### Try it
The copy you return should hold every record below word for word and no images.

[Opening Record extracts section]

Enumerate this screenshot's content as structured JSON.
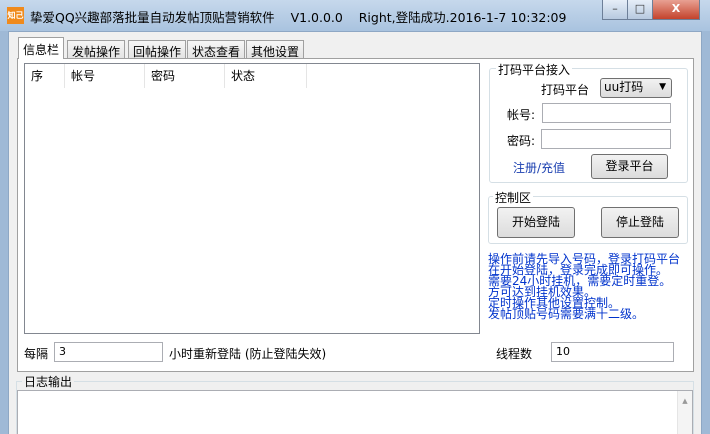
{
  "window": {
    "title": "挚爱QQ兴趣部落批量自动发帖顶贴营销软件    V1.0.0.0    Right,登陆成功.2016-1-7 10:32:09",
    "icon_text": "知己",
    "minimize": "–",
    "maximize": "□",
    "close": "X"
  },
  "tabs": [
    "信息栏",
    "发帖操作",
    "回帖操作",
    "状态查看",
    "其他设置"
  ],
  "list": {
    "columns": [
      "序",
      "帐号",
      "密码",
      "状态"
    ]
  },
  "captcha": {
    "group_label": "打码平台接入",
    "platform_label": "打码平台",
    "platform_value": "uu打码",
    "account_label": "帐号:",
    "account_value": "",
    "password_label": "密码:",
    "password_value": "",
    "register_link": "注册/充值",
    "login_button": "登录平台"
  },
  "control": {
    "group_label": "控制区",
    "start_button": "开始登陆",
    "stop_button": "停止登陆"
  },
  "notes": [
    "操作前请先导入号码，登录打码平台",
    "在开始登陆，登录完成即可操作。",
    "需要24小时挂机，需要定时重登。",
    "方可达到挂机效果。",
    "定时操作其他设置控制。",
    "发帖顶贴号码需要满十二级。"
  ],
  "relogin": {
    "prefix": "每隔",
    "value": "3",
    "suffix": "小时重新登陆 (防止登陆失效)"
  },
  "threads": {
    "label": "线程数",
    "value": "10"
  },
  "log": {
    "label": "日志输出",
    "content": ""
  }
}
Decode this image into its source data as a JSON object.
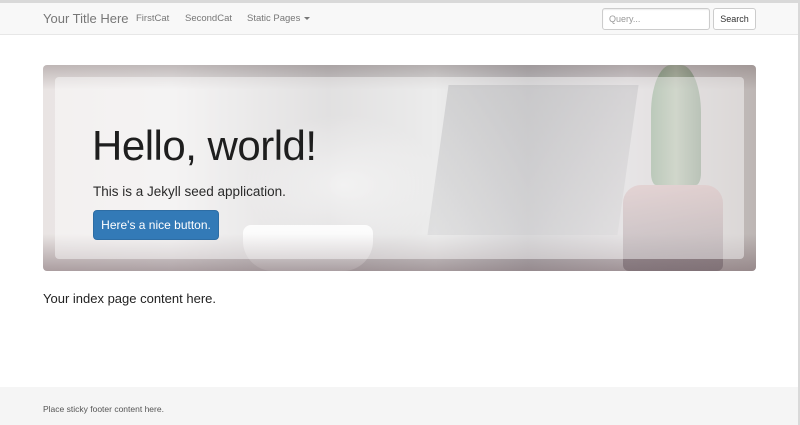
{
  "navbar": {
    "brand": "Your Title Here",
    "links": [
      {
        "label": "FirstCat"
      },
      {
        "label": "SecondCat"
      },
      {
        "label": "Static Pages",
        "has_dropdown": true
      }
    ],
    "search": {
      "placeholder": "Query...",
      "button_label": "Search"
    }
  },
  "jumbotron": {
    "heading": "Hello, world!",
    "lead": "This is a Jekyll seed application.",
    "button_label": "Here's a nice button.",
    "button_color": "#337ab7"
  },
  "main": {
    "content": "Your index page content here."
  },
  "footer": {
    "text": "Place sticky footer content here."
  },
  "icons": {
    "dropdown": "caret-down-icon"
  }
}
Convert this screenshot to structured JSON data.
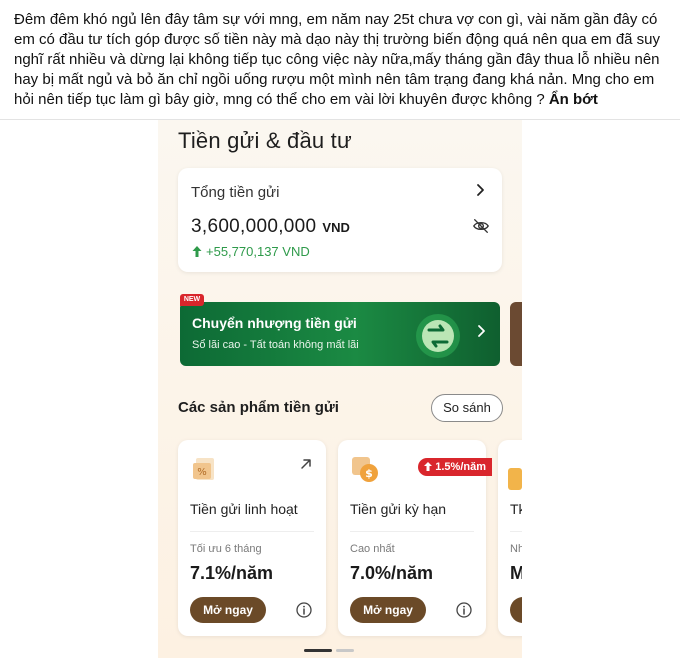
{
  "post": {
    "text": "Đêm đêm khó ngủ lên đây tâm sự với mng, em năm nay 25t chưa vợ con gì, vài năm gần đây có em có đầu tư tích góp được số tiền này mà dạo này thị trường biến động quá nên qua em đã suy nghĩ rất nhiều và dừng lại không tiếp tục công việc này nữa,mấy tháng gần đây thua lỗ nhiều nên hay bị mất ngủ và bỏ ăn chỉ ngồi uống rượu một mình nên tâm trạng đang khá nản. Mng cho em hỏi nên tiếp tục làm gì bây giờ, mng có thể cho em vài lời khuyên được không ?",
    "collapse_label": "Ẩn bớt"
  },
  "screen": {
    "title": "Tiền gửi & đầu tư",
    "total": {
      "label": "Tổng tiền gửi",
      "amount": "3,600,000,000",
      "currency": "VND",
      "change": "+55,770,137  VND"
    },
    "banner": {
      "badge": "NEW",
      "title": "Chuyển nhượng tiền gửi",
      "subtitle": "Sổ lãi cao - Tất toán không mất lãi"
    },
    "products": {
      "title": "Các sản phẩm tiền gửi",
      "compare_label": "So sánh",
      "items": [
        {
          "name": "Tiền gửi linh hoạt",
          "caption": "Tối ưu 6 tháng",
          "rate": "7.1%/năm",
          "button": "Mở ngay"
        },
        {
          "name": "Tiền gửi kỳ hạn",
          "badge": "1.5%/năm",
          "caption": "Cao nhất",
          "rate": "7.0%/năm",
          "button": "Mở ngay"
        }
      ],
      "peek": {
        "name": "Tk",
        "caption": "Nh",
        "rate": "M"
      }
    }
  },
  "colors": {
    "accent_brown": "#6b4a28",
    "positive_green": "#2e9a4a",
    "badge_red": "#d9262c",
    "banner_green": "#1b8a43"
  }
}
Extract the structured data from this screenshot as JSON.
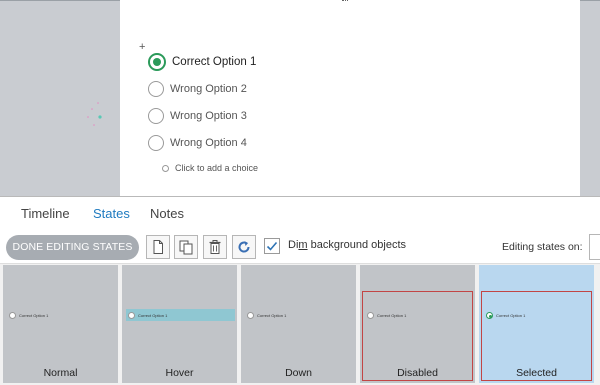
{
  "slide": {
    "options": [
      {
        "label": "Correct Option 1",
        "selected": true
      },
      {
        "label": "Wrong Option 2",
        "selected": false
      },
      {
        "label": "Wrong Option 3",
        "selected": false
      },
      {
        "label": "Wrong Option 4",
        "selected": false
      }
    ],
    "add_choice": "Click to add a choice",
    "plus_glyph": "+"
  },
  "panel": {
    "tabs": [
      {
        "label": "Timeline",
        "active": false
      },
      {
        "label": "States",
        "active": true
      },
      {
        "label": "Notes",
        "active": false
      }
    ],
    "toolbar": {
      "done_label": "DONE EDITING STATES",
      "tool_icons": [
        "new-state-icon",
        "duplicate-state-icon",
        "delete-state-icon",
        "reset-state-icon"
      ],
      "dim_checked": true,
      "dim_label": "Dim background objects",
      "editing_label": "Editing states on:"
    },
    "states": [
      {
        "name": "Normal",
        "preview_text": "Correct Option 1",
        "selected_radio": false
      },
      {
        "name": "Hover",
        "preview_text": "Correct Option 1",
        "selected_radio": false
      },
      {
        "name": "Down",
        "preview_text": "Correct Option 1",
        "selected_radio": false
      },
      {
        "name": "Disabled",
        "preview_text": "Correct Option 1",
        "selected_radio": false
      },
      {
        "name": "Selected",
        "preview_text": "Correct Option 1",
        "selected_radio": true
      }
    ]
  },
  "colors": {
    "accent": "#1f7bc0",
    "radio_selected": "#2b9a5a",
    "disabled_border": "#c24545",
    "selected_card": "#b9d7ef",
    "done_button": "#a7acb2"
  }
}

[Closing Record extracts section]

### Written answer
Enumerate this screenshot's content as structured JSON.
{
  "window": {
    "title": "挚爱QQ兴趣部落批量自动发帖顶贴营销软件    V1.0.0.0    Right,登陆成功.2016-1-7 10:32:09",
    "icon_text": "知己",
    "minimize": "–",
    "maximize": "□",
    "close": "X"
  },
  "tabs": [
    "信息栏",
    "发帖操作",
    "回帖操作",
    "状态查看",
    "其他设置"
  ],
  "list": {
    "columns": [
      "序",
      "帐号",
      "密码",
      "状态"
    ]
  },
  "captcha": {
    "group_label": "打码平台接入",
    "platform_label": "打码平台",
    "platform_value": "uu打码",
    "account_label": "帐号:",
    "account_value": "",
    "password_label": "密码:",
    "password_value": "",
    "register_link": "注册/充值",
    "login_button": "登录平台"
  },
  "control": {
    "group_label": "控制区",
    "start_button": "开始登陆",
    "stop_button": "停止登陆"
  },
  "notes": [
    "操作前请先导入号码，登录打码平台",
    "在开始登陆，登录完成即可操作。",
    "需要24小时挂机，需要定时重登。",
    "方可达到挂机效果。",
    "定时操作其他设置控制。",
    "发帖顶贴号码需要满十二级。"
  ],
  "relogin": {
    "prefix": "每隔",
    "value": "3",
    "suffix": "小时重新登陆 (防止登陆失效)"
  },
  "threads": {
    "label": "线程数",
    "value": "10"
  },
  "log": {
    "label": "日志输出",
    "content": ""
  }
}
Decode this image into its source data as a JSON object.
{
  "navbar": {
    "brand": "Your Title Here",
    "links": [
      {
        "label": "FirstCat"
      },
      {
        "label": "SecondCat"
      },
      {
        "label": "Static Pages",
        "has_dropdown": true
      }
    ],
    "search": {
      "placeholder": "Query...",
      "button_label": "Search"
    }
  },
  "jumbotron": {
    "heading": "Hello, world!",
    "lead": "This is a Jekyll seed application.",
    "button_label": "Here's a nice button.",
    "button_color": "#337ab7"
  },
  "main": {
    "content": "Your index page content here."
  },
  "footer": {
    "text": "Place sticky footer content here."
  },
  "icons": {
    "dropdown": "caret-down-icon"
  }
}
Convert this screenshot to structured JSON data.
{
  "post": {
    "text": "Đêm đêm khó ngủ lên đây tâm sự với mng, em năm nay 25t chưa vợ con gì, vài năm gần đây có em có đầu tư tích góp được số tiền này mà dạo này thị trường biến động quá nên qua em đã suy nghĩ rất nhiều và dừng lại không tiếp tục công việc này nữa,mấy tháng gần đây thua lỗ nhiều nên hay bị mất ngủ và bỏ ăn chỉ ngồi uống rượu một mình nên tâm trạng đang khá nản. Mng cho em hỏi nên tiếp tục làm gì bây giờ, mng có thể cho em vài lời khuyên được không ?",
    "collapse_label": "Ẩn bớt"
  },
  "screen": {
    "title": "Tiền gửi & đầu tư",
    "total": {
      "label": "Tổng tiền gửi",
      "amount": "3,600,000,000",
      "currency": "VND",
      "change": "+55,770,137  VND"
    },
    "banner": {
      "badge": "NEW",
      "title": "Chuyển nhượng tiền gửi",
      "subtitle": "Sổ lãi cao - Tất toán không mất lãi"
    },
    "products": {
      "title": "Các sản phẩm tiền gửi",
      "compare_label": "So sánh",
      "items": [
        {
          "name": "Tiền gửi linh hoạt",
          "caption": "Tối ưu 6 tháng",
          "rate": "7.1%/năm",
          "button": "Mở ngay"
        },
        {
          "name": "Tiền gửi kỳ hạn",
          "badge": "1.5%/năm",
          "caption": "Cao nhất",
          "rate": "7.0%/năm",
          "button": "Mở ngay"
        }
      ],
      "peek": {
        "name": "Tk",
        "caption": "Nh",
        "rate": "M"
      }
    }
  },
  "colors": {
    "accent_brown": "#6b4a28",
    "positive_green": "#2e9a4a",
    "badge_red": "#d9262c",
    "banner_green": "#1b8a43"
  }
}
Extract the structured data from this screenshot as JSON.
{
  "slide": {
    "options": [
      {
        "label": "Correct Option 1",
        "selected": true
      },
      {
        "label": "Wrong Option 2",
        "selected": false
      },
      {
        "label": "Wrong Option 3",
        "selected": false
      },
      {
        "label": "Wrong Option 4",
        "selected": false
      }
    ],
    "add_choice": "Click to add a choice",
    "plus_glyph": "+"
  },
  "panel": {
    "tabs": [
      {
        "label": "Timeline",
        "active": false
      },
      {
        "label": "States",
        "active": true
      },
      {
        "label": "Notes",
        "active": false
      }
    ],
    "toolbar": {
      "done_label": "DONE EDITING STATES",
      "tool_icons": [
        "new-state-icon",
        "duplicate-state-icon",
        "delete-state-icon",
        "reset-state-icon"
      ],
      "dim_checked": true,
      "dim_label": "Dim background objects",
      "editing_label": "Editing states on:"
    },
    "states": [
      {
        "name": "Normal",
        "preview_text": "Correct Option 1",
        "selected_radio": false
      },
      {
        "name": "Hover",
        "preview_text": "Correct Option 1",
        "selected_radio": false
      },
      {
        "name": "Down",
        "preview_text": "Correct Option 1",
        "selected_radio": false
      },
      {
        "name": "Disabled",
        "preview_text": "Correct Option 1",
        "selected_radio": false
      },
      {
        "name": "Selected",
        "preview_text": "Correct Option 1",
        "selected_radio": true
      }
    ]
  },
  "colors": {
    "accent": "#1f7bc0",
    "radio_selected": "#2b9a5a",
    "disabled_border": "#c24545",
    "selected_card": "#b9d7ef",
    "done_button": "#a7acb2"
  }
}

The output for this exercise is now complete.